# [Task requirements]
In your copy, each record should read exactly as it does below, and no pictures should be present.

Stored items from a collection
——

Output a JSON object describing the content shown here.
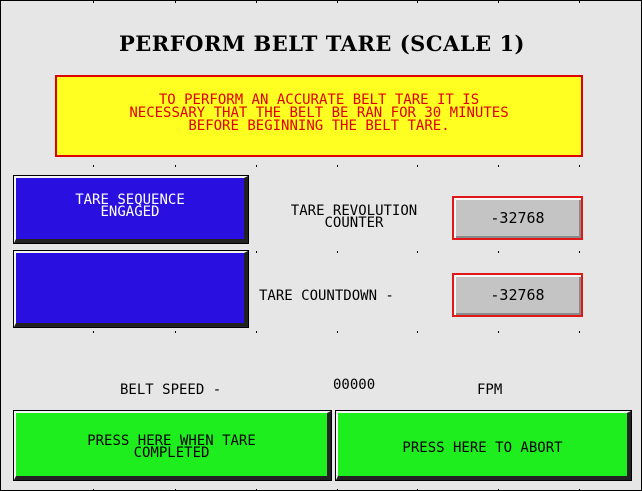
{
  "title": "PERFORM BELT TARE (SCALE 1)",
  "warning": {
    "lines": [
      "TO PERFORM AN ACCURATE BELT TARE IT IS",
      "NECESSARY THAT THE BELT BE RAN FOR 30 MINUTES",
      "BEFORE BEGINNING THE BELT TARE."
    ]
  },
  "tare_sequence_button": {
    "lines": [
      "TARE SEQUENCE",
      "ENGAGED"
    ]
  },
  "revolution_counter": {
    "label_lines": [
      "TARE REVOLUTION",
      "COUNTER"
    ],
    "value": "-32768"
  },
  "countdown": {
    "label": "TARE COUNTDOWN -",
    "value": "-32768"
  },
  "belt_speed": {
    "label": "BELT SPEED -",
    "value": "00000",
    "unit": "FPM"
  },
  "complete_button": {
    "lines": [
      "PRESS HERE WHEN TARE",
      "COMPLETED"
    ]
  },
  "abort_button": {
    "label": "PRESS HERE TO ABORT"
  },
  "colors": {
    "background": "#e6e6e6",
    "warning_fill": "#ffff22",
    "warning_text": "#e00000",
    "blue_button": "#2a10e0",
    "green_button": "#1eee1e",
    "value_box": "#c4c4c4",
    "value_border": "#e01818"
  }
}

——

# [Result of the exercise]
Output a JSON object describing the content shown here.
{
  "title": "PERFORM BELT TARE (SCALE 1)",
  "warning": {
    "lines": [
      "TO PERFORM AN ACCURATE BELT TARE IT IS",
      "NECESSARY THAT THE BELT BE RAN FOR 30 MINUTES",
      "BEFORE BEGINNING THE BELT TARE."
    ]
  },
  "tare_sequence_button": {
    "lines": [
      "TARE SEQUENCE",
      "ENGAGED"
    ]
  },
  "revolution_counter": {
    "label_lines": [
      "TARE REVOLUTION",
      "COUNTER"
    ],
    "value": "-32768"
  },
  "countdown": {
    "label": "TARE COUNTDOWN -",
    "value": "-32768"
  },
  "belt_speed": {
    "label": "BELT SPEED -",
    "value": "00000",
    "unit": "FPM"
  },
  "complete_button": {
    "lines": [
      "PRESS HERE WHEN TARE",
      "COMPLETED"
    ]
  },
  "abort_button": {
    "label": "PRESS HERE TO ABORT"
  },
  "colors": {
    "background": "#e6e6e6",
    "warning_fill": "#ffff22",
    "warning_text": "#e00000",
    "blue_button": "#2a10e0",
    "green_button": "#1eee1e",
    "value_box": "#c4c4c4",
    "value_border": "#e01818"
  }
}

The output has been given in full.